Dataset rows for apps and sites
- Opening Delimiter -
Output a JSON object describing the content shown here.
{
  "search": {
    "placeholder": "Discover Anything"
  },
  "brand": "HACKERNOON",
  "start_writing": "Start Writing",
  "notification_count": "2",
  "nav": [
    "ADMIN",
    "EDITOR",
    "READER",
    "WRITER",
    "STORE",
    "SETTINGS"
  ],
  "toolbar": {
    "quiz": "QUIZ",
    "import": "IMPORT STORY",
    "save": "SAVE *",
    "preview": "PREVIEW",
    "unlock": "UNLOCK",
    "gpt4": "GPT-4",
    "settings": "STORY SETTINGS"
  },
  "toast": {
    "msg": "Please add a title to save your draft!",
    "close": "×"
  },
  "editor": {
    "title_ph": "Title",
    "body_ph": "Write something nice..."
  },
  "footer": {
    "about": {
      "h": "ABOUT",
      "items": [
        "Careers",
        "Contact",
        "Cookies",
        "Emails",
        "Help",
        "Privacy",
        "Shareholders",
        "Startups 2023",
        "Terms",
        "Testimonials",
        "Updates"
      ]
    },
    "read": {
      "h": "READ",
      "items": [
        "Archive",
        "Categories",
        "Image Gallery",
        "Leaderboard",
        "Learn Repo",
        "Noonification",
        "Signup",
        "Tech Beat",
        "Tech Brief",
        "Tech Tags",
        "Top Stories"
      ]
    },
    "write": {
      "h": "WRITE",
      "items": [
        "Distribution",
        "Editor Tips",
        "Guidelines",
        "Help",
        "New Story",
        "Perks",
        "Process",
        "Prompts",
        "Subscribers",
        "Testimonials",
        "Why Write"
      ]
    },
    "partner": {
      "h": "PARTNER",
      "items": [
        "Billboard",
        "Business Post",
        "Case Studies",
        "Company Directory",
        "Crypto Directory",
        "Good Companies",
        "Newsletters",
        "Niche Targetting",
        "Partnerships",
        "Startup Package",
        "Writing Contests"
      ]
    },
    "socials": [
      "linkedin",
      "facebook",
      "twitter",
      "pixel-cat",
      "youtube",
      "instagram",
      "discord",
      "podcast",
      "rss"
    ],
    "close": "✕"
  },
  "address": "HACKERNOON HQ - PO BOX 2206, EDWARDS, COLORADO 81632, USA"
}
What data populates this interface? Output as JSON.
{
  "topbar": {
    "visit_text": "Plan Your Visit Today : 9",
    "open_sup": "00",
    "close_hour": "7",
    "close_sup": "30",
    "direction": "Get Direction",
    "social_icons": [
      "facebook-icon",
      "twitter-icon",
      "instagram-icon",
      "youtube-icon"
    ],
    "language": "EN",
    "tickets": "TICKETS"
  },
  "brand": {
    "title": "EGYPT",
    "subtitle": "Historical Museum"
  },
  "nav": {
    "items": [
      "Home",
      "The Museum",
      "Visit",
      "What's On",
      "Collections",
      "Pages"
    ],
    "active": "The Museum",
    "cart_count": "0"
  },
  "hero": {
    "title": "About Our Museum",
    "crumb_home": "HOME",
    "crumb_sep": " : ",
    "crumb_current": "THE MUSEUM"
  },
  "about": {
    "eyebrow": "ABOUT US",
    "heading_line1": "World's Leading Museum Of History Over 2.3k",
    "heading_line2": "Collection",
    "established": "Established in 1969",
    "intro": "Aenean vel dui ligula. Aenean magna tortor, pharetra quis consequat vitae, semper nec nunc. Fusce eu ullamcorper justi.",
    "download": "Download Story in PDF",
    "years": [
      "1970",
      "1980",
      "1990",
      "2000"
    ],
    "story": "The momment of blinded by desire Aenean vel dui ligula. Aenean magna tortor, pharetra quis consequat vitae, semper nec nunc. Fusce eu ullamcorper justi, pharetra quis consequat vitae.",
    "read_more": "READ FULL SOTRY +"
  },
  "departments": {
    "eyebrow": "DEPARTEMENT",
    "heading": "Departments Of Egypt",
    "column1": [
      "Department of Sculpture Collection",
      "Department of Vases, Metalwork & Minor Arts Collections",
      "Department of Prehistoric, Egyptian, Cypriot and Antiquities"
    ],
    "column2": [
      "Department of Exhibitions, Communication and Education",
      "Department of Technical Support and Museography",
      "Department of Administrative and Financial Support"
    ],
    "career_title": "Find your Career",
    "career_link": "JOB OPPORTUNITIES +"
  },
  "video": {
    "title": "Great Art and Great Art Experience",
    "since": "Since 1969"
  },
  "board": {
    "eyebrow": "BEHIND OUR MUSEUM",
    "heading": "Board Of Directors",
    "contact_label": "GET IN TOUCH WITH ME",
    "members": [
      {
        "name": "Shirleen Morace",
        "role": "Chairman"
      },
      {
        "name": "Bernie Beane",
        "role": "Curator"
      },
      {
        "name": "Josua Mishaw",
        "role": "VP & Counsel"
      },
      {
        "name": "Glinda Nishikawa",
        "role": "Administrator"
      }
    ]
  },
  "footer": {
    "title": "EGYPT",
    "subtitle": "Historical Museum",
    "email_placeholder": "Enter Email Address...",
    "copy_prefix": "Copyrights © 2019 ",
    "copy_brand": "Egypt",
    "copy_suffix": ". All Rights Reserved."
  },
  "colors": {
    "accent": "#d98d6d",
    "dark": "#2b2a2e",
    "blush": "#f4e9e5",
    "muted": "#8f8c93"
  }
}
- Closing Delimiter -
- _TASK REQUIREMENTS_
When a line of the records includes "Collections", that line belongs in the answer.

- _OUTPUT FOR THIS TASK_
      "Collections",
      "Department of Vases, Metalwork & Minor Arts Collections",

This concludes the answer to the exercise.